A Miliband is going to be the head of the Labour Party. No surprise there. But the big surprise is that it’s not the one who was ahead in the campaign or the same one who led the first three rounds of the vote before his brother slipped ahead by a sliver of a margin, helped by the trades union vote.

This was like watching the final shock scene from the film “Carrie”: The union bosses representing the dead weight of the past rose up to give Ed Miliband their critical support. It’s a shame, because Labour stands a good chance of winning the next election as the budget-cutting policies of the new government bite. I’m talking about 25 percent cuts across the board in government departments that will see the number of jobless rise, and a hike in VAT to 20 percent. Last month, the government posted the biggest budget deficit for August since records began.

This has been a long, drawn-out and fascinating fratricidal struggle between the two Milibands — the better-known David, the former foreign secretary who is close to Tony Blair, and younger brother Ed, aged 40, a confidant of Gordon Brown, the defeated prime minister.

The Tories have already called the victory of “Red Ed” a “great leap backwards” for Labour.

Before the British election last May, the governor of the Bank of England, Mervyn King, was quoted as saying he pitied whoever won. King said the austerity measures that would be necessary would be so severe that the victor would be out of power for a generation. In the event, the election consigned Brown to the history books but was hardly a vote of confidence in the Conservative leader David Cameron. The result has been the first coalition in Britain in 70 years, bringing the Liberal Democrats into government with the Conservatives.

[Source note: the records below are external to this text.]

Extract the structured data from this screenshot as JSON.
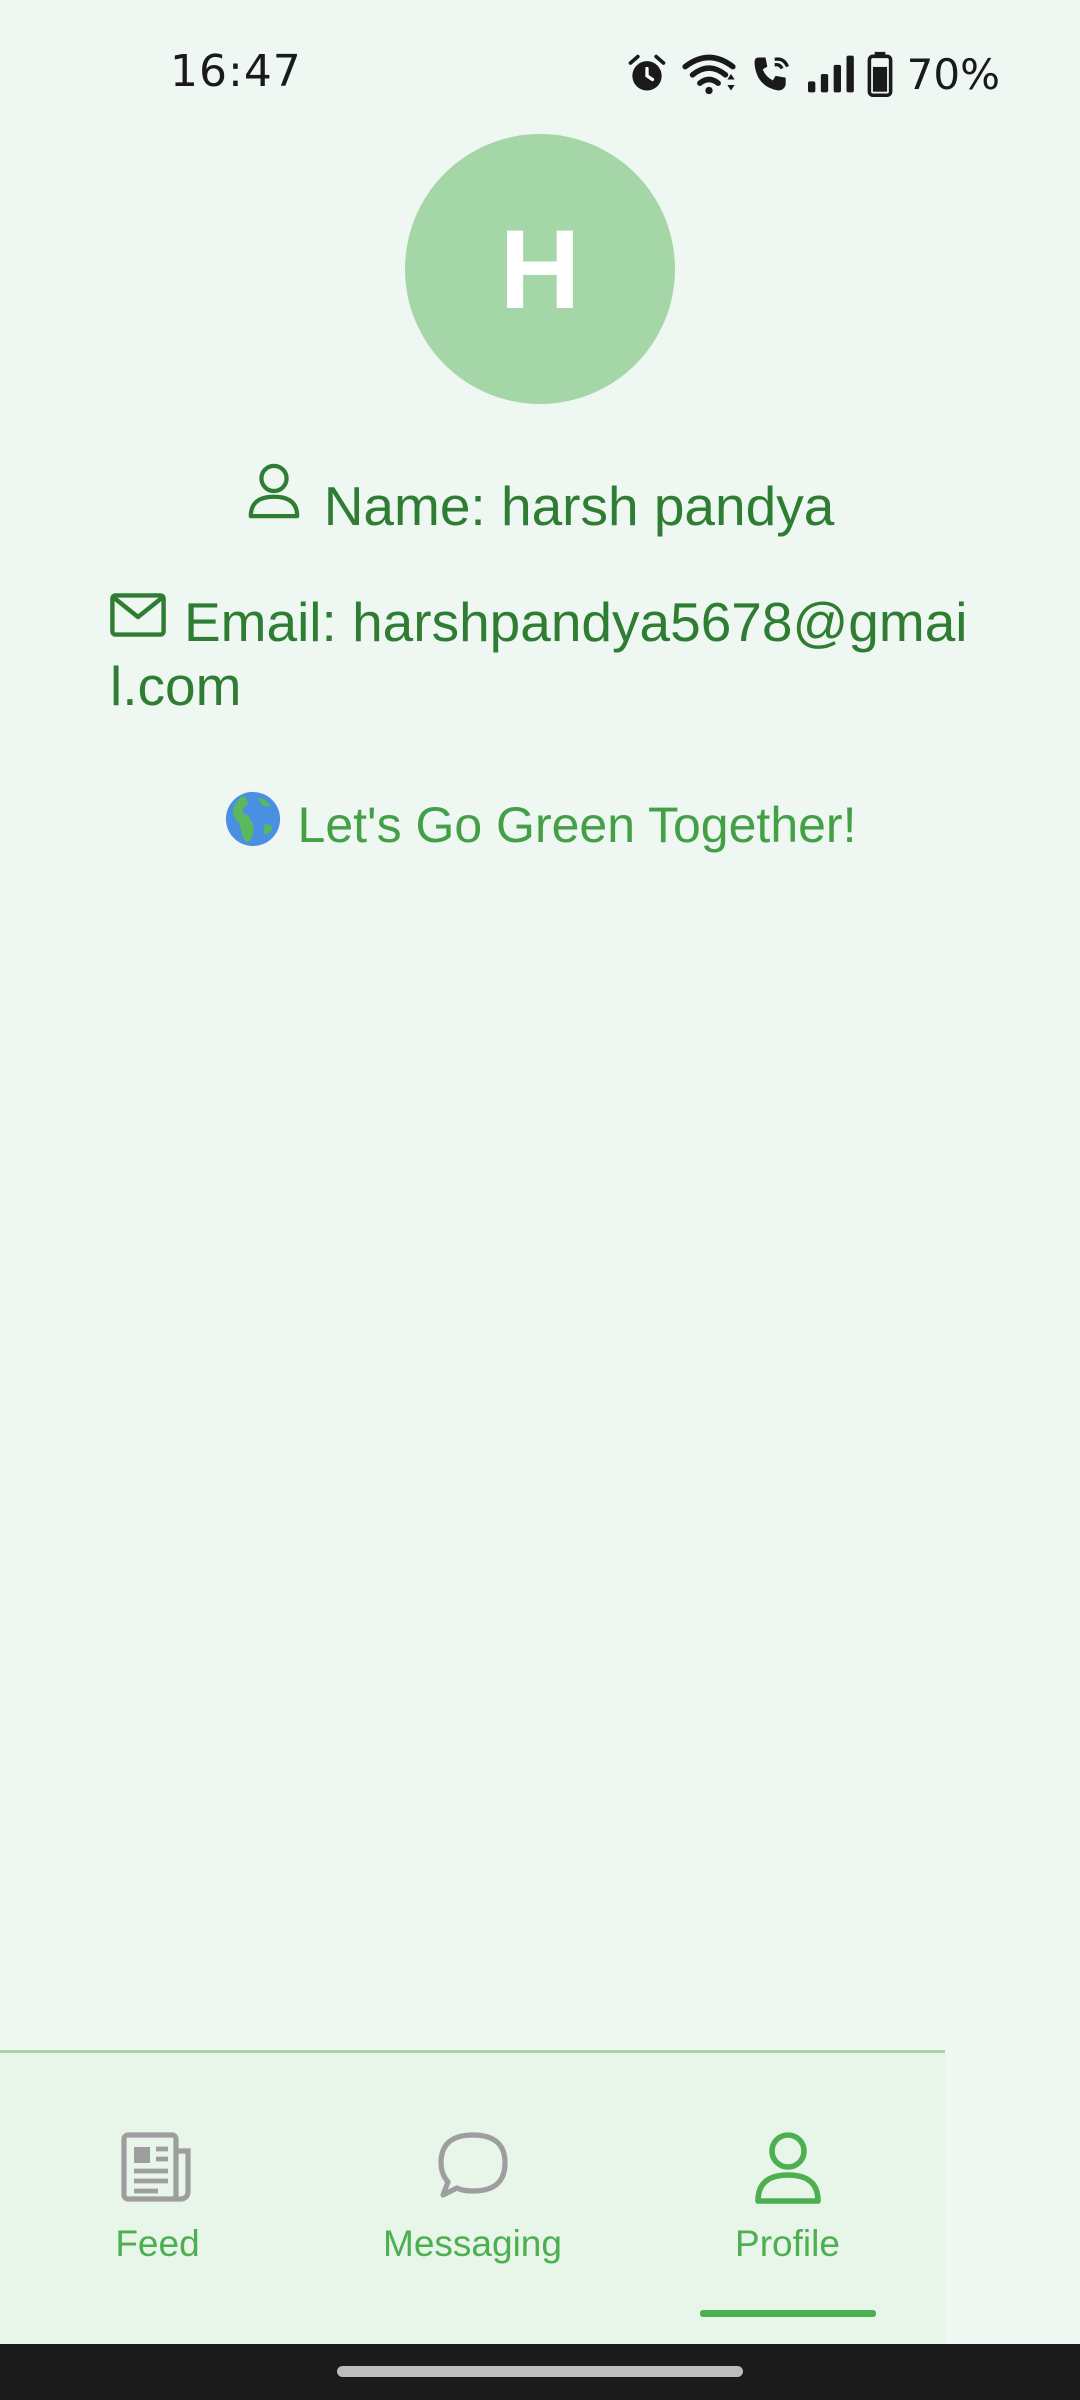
{
  "status_bar": {
    "time": "16:47",
    "battery": "70%",
    "icons": [
      "alarm-icon",
      "wifi-icon",
      "wifi-call-icon",
      "signal-icon",
      "battery-icon"
    ]
  },
  "profile": {
    "avatar_letter": "H",
    "avatar_color": "#a5d6a7",
    "name_text": "Name: harsh pandya",
    "email_text": "Email: harshpandya5678@gmail.com",
    "tagline": "Let's Go Green Together!",
    "tagline_emoji": "🌍"
  },
  "bottom_nav": {
    "items": [
      {
        "label": "Feed",
        "icon": "newspaper-icon",
        "active": false
      },
      {
        "label": "Messaging",
        "icon": "chat-bubble-icon",
        "active": false
      },
      {
        "label": "Profile",
        "icon": "person-icon",
        "active": true
      }
    ]
  },
  "colors": {
    "background": "#eef7f1",
    "text_green": "#2e7d32",
    "accent_green": "#4caf50",
    "nav_background": "#e8f5e9"
  }
}
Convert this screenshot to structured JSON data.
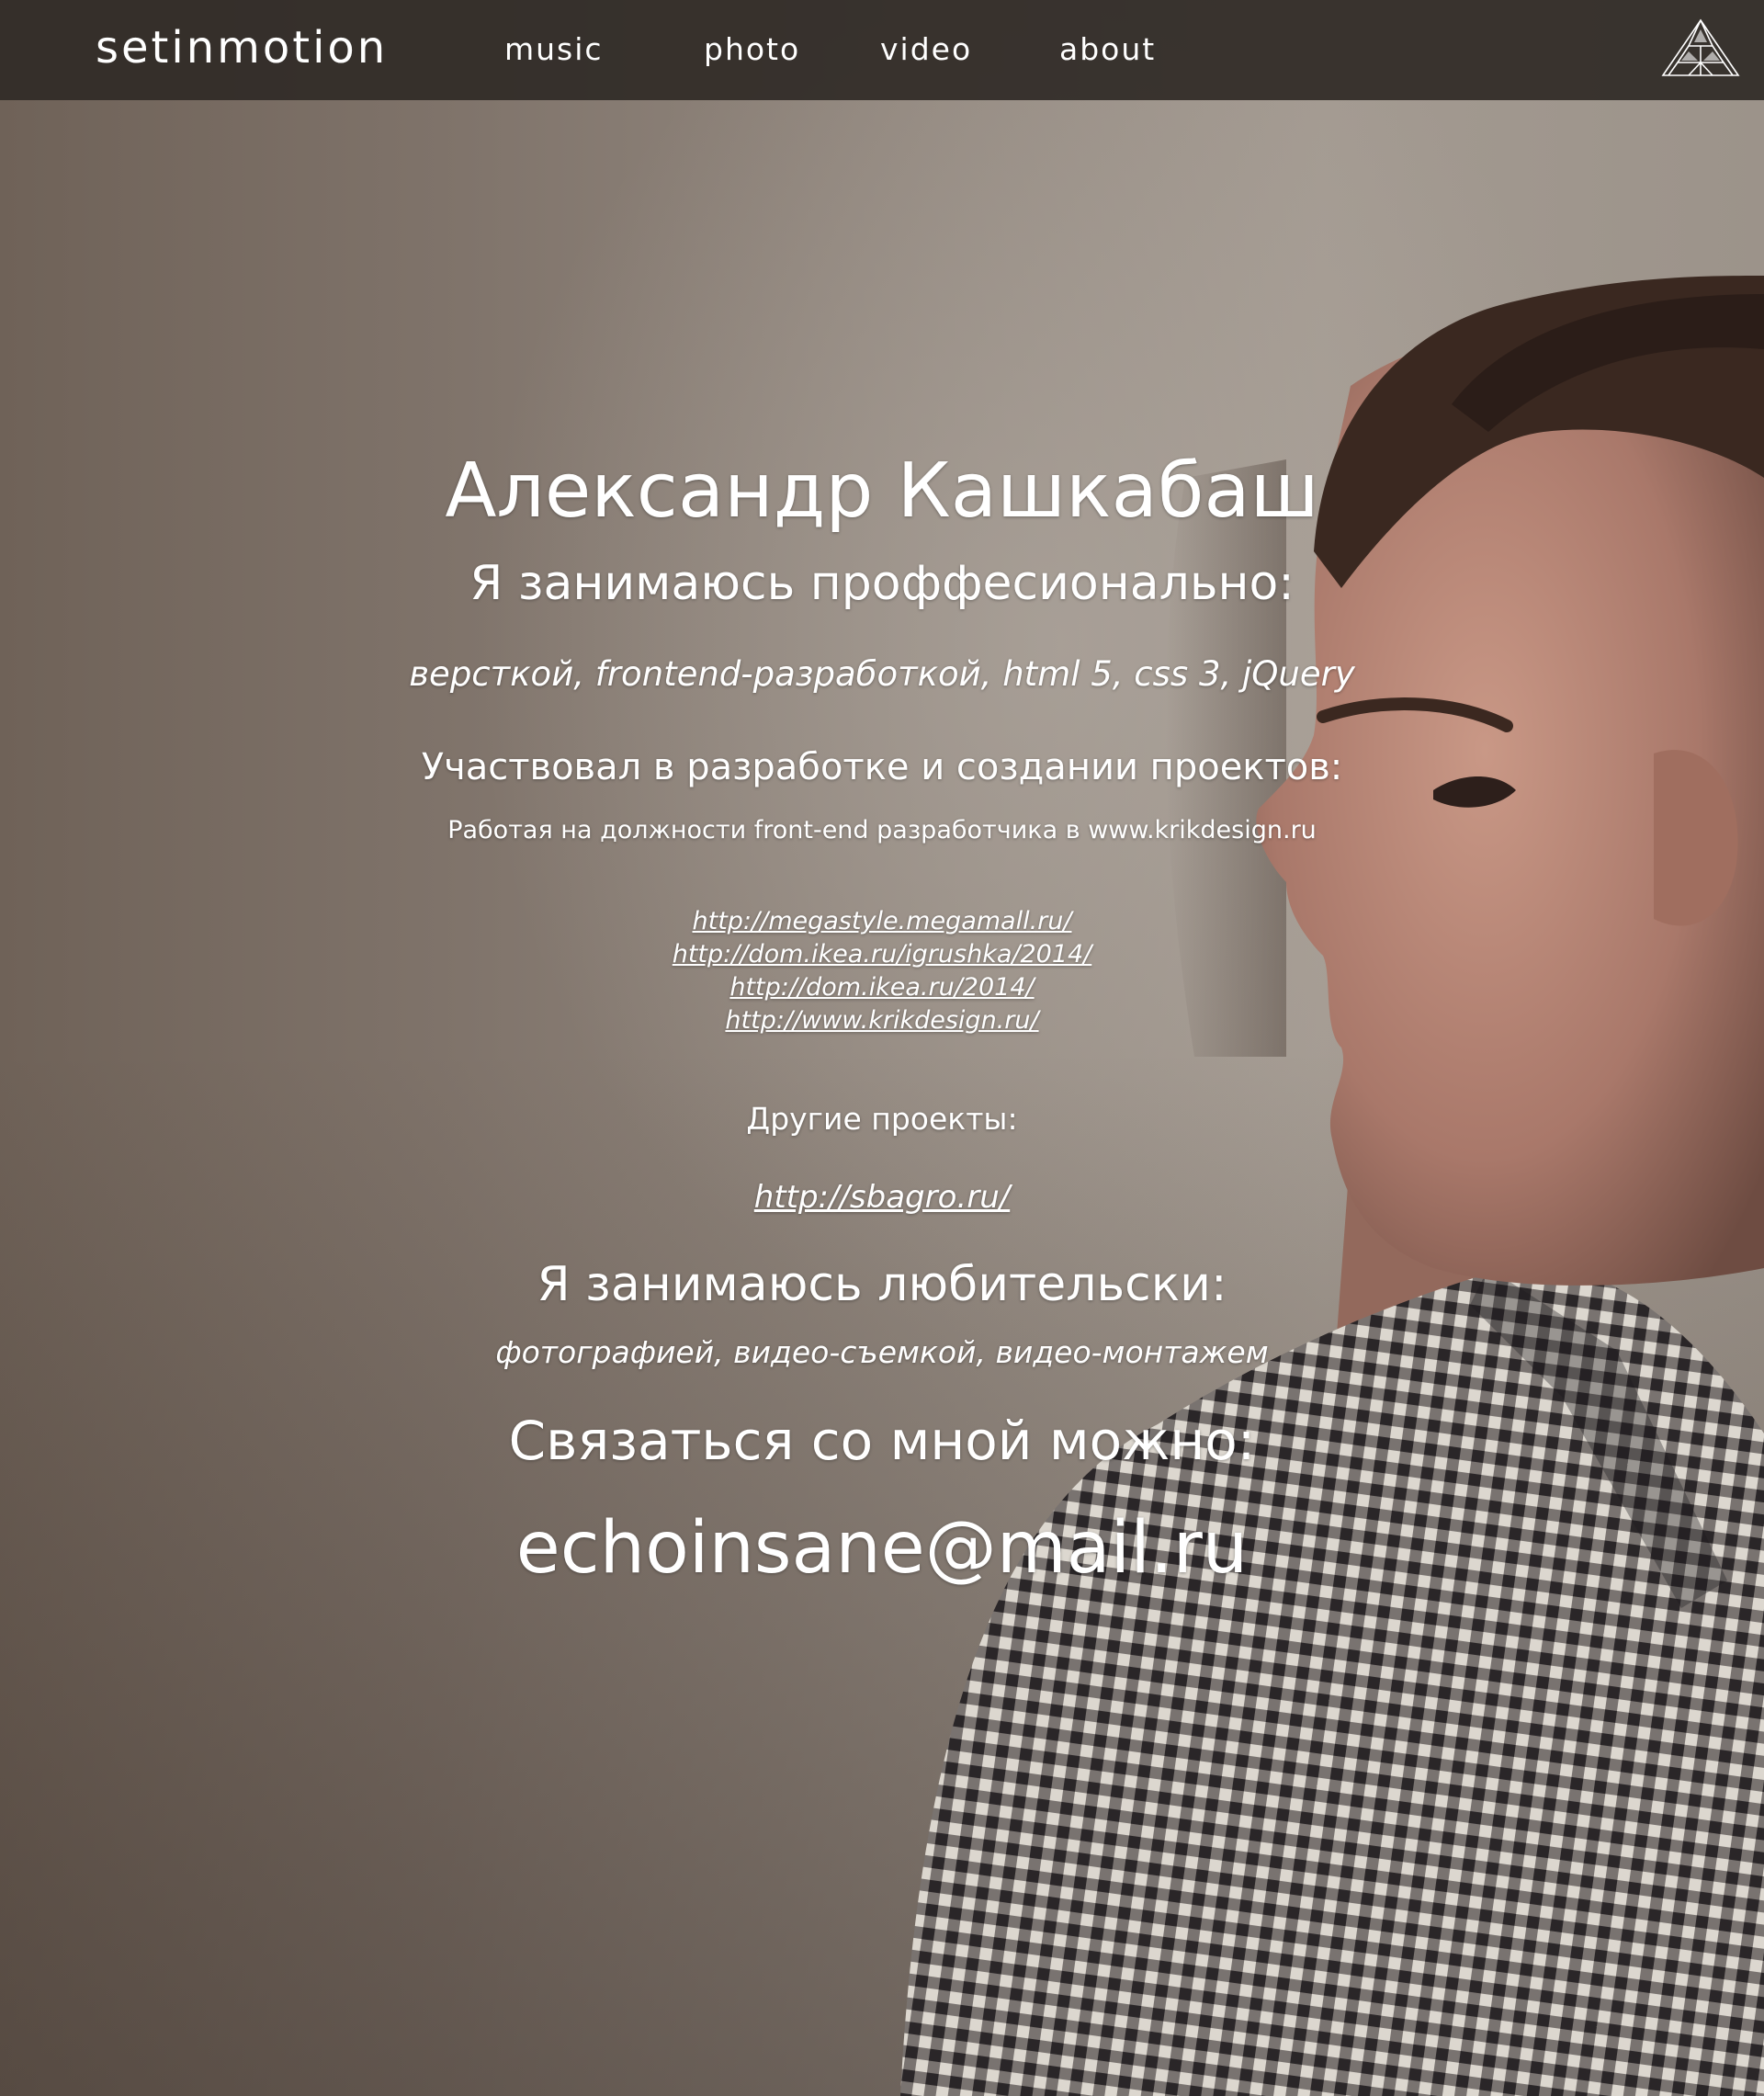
{
  "nav": {
    "logo": "setinmotion",
    "items": [
      "music",
      "photo",
      "video",
      "about"
    ],
    "icon": "tree-icon"
  },
  "profile": {
    "name": "Александр Кашкабаш",
    "professional_heading": "Я занимаюсь проффесионально:",
    "professional_skills": "версткой, frontend-разработкой, html 5, css 3, jQuery",
    "projects_heading": "Участвовал в разработке и создании проектов:",
    "projects_subtitle": "Работая на должности front-end разработчика в www.krikdesign.ru",
    "project_links": [
      "http://megastyle.megamall.ru/",
      "http://dom.ikea.ru/igrushka/2014/",
      "http://dom.ikea.ru/2014/",
      "http://www.krikdesign.ru/"
    ],
    "other_heading": "Другие проекты:",
    "other_link": "http://sbagro.ru/",
    "hobby_heading": "Я занимаюсь любительски:",
    "hobby_list": "фотографией, видео-съемкой, видео-монтажем",
    "contact_heading": "Связаться со мной можно:",
    "email": "echoinsane@mail.ru"
  },
  "colors": {
    "navbar_bg": "#302a26",
    "text": "#ffffff",
    "background": "#8a7f76"
  }
}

So the big question now will be the same one that should have been asked all along: Is Ed Miliband prime ministerial material? The Labour Party members have given their answer. We’ll see in five years whether they were right, but if he is elected the next prime minister of Britain it may be not because of his personal talents but because of a tidal wave of protest from middle-class voters against the incumbents.